Problem to work on — Every single record below is to be reproduced exactly.

**** Supplied information ****

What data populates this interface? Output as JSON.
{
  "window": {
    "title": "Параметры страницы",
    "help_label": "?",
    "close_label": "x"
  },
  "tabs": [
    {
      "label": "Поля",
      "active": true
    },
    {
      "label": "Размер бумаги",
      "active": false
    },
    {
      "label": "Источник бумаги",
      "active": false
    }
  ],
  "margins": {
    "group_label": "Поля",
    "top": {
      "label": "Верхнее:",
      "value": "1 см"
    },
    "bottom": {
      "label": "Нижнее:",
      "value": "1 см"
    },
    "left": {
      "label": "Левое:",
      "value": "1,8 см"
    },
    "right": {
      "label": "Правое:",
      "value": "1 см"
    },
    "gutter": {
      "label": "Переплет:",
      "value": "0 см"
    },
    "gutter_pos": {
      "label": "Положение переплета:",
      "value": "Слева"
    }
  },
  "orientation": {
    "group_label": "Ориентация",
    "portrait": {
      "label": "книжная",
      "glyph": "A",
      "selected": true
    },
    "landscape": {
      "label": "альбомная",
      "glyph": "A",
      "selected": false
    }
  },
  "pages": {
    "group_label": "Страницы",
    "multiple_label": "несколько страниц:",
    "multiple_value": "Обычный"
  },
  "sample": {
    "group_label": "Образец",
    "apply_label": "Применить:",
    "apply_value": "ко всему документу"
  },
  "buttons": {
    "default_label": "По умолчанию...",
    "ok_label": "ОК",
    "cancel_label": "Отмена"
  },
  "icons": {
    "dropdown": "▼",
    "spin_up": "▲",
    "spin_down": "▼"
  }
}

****

Reply —
What data populates this interface? Output as JSON.
{
  "window": {
    "title": "Параметры страницы",
    "help_label": "?",
    "close_label": "x"
  },
  "tabs": [
    {
      "label": "Поля",
      "active": true
    },
    {
      "label": "Размер бумаги",
      "active": false
    },
    {
      "label": "Источник бумаги",
      "active": false
    }
  ],
  "margins": {
    "group_label": "Поля",
    "top": {
      "label": "Верхнее:",
      "value": "1 см"
    },
    "bottom": {
      "label": "Нижнее:",
      "value": "1 см"
    },
    "left": {
      "label": "Левое:",
      "value": "1,8 см"
    },
    "right": {
      "label": "Правое:",
      "value": "1 см"
    },
    "gutter": {
      "label": "Переплет:",
      "value": "0 см"
    },
    "gutter_pos": {
      "label": "Положение переплета:",
      "value": "Слева"
    }
  },
  "orientation": {
    "group_label": "Ориентация",
    "portrait": {
      "label": "книжная",
      "glyph": "A",
      "selected": true
    },
    "landscape": {
      "label": "альбомная",
      "glyph": "A",
      "selected": false
    }
  },
  "pages": {
    "group_label": "Страницы",
    "multiple_label": "несколько страниц:",
    "multiple_value": "Обычный"
  },
  "sample": {
    "group_label": "Образец",
    "apply_label": "Применить:",
    "apply_value": "ко всему документу"
  },
  "buttons": {
    "default_label": "По умолчанию...",
    "ok_label": "ОК",
    "cancel_label": "Отмена"
  },
  "icons": {
    "dropdown": "▼",
    "spin_up": "▲",
    "spin_down": "▼"
  }
}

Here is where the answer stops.